Long a specialist in entertainment television and radio, González first entered Ecuador 30 years ago, when he purchased Tele4 Guayaquil. In 2010, the Miami-based company Albavision – named after his wife – had reportedly grown to control 26 television channels, 82 radio stations, and 40 movie theaters in 10 Latin American countries. Today, González owns an estimated 40 television channels across twelve Latin American countries. In Ecuador, he owns a combined 13 television channels and radio stations. The purchase of El Comercio marks his first venture into print journalism.

The terms of the sale were not only murky but, in the eyes of many, served a government interest in silencing one of the few critical voices in a country increasingly dominated by government-allied outlets.

“In Latin America, they are no longer closing down newspapers,” said Cornejo. “Now, they are selling them to owners with ties to the government. This is how they censor criticism. It would appear that this could be one of those cases, given the critical positions that El Comercio has maintained.”
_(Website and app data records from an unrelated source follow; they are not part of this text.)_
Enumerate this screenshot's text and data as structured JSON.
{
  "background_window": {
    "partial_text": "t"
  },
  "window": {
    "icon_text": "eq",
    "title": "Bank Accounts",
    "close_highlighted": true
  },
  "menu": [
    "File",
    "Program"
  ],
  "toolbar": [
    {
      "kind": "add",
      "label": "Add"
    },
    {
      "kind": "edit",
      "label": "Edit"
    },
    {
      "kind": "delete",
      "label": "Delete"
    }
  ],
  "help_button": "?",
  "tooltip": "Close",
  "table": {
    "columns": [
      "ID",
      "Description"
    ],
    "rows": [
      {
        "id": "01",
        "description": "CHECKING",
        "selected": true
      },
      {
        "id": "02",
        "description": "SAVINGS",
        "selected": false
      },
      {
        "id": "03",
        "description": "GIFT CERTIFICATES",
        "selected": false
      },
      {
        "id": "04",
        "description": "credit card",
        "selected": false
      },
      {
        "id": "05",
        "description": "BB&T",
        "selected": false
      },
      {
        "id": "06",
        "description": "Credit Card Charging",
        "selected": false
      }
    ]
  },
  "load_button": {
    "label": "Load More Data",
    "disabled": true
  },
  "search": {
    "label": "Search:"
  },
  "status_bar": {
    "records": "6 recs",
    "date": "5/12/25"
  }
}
González, on the other hand, is known to tow the government line in whatever country he operates, regardless of the political lean of the administration. In Nicaragua, La Prensa recently published a column criticizing González: “One of the characteristics of Ángel González … is that he does not allow his channels to criticize the ruling government. Even in Guatemala and other countries, media outlets have indicated that during elections, he warms up to the candidates that are most likely to win and offers them television space as favors that pay off when the candidate wins the presidency.”
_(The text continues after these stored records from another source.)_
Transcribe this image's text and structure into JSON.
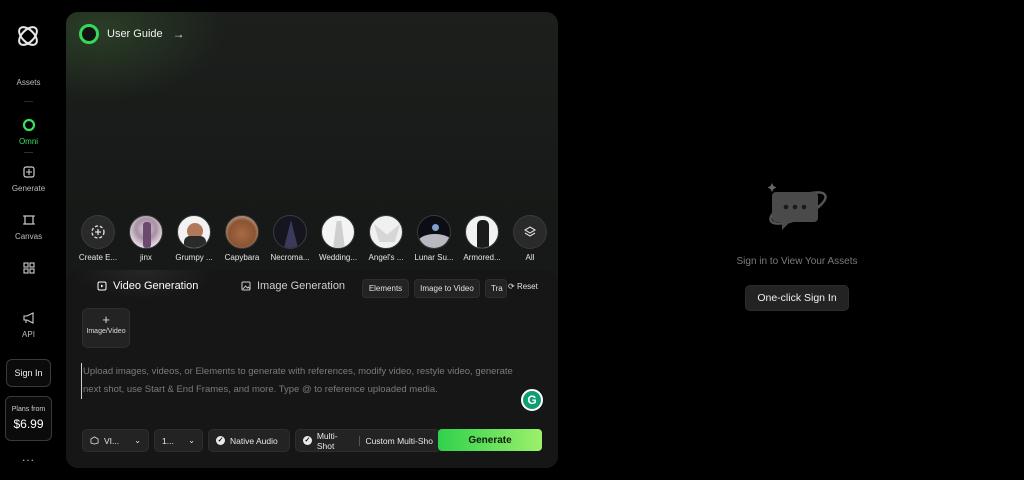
{
  "sidebar": {
    "items": [
      {
        "label": "Assets"
      },
      {
        "label": "Omni"
      },
      {
        "label": "Generate"
      },
      {
        "label": "Canvas"
      },
      {
        "label": "API"
      }
    ],
    "sign_in": "Sign In",
    "plans_label": "Plans from",
    "plans_price": "$6.99",
    "more": "..."
  },
  "panel": {
    "guide_label": "User Guide",
    "chips": [
      {
        "label": "Create E..."
      },
      {
        "label": "jinx"
      },
      {
        "label": "Grumpy ..."
      },
      {
        "label": "Capybara"
      },
      {
        "label": "Necroma..."
      },
      {
        "label": "Wedding..."
      },
      {
        "label": "Angel's ..."
      },
      {
        "label": "Lunar Su..."
      },
      {
        "label": "Armored..."
      },
      {
        "label": "All"
      }
    ],
    "tabs": [
      {
        "label": "Video Generation"
      },
      {
        "label": "Image Generation"
      }
    ],
    "pills": [
      "Elements",
      "Image to Video",
      "Tra"
    ],
    "reset_label": "Reset",
    "upload_label": "Image/Video",
    "upload_plus": "+",
    "prompt_placeholder": "Upload images, videos, or Elements to generate with references, modify video, restyle video, generate next shot, use Start & End Frames, and more. Type @ to reference uploaded media.",
    "model_select": "VI...",
    "count_select": "1...",
    "native_audio": "Native Audio",
    "multi_shot": "Multi-Shot",
    "custom_multi": "Custom Multi-Sho",
    "generate_label": "Generate",
    "badge_letter": "G"
  },
  "right": {
    "assets_text": "Sign in to View Your Assets",
    "oneclick_label": "One-click Sign In"
  },
  "colors": {
    "accent": "#34d955",
    "background": "#000000",
    "panel": "#1a1c1b"
  }
}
“The other concern that this sale emphasizes is that in Ecuador, we are seeing an increasing concentration of media,” said César Ricaurte, the director of the Andean Foundation for Media Study and Observation (Fundamedios). “With this purchase, González will own upwards of 20 media outlets in Ecuador. This makes him a media magnate in our country, and we hardly know anything about him, his intentions, his philosophy or editorial line.”

For many, the sale flies in the face of the justification used by the government to introduce the 2013 Communication Law, which categorized media as a “public service” subject to government regulation. The administration announced that it would use the law to break up large media corporations. El Comercio, which was relatively small in size – selling for $40 million – has now been sold to a foreigner that continues to acquire an increasing share of Ecuadorean media space.

“It is only now that we are seeing the creation of the big monopolies they were referencing,” added Ricaurte. “It has caused a great deal of uncertainty surrounding the sustainability of media outlets in Ecuador. It will be hard for any publication to survive unless it is allied with the government.”

The Communication Law states in Article 6 that: communication outlets of national character cannot belong, wholly or in part, directly or indirectly, to a foreign organization or company housed outside of the State of Ecuador, or to a foreign citizen. But in December of 2013, Correa passed a “reglamento,” a tool used to facilitate the implementation of the law. In this case, it acted to modify the original law – Article 6 – allowing foreigners from countries that had signed cooperative agreements with Ecuador to own national media outlets.

“There are few recourses at our reach at this point,” said Ricaurte. “We have asked for an official response, but they haven't said a word. The government says that we have freedom of expression in Ecuador, and we don't.”

In recent years, the internet has become a refuge for writers who are critical of the Correa government, but even that may be changing soon. This past weekend, the administration announced a strategy for fighting what Correa considers a “systematic attack” and “campaign of infamy” on social networks that intend to destabilize his government.

“We are safe on the Internet for now,” Ricaurte added. “But we don't know for how long.”

Note from the editor: This story was originally published by the Knight Center’s blog Journalism in the Americas, the predecessor of LatAm Journalism Review.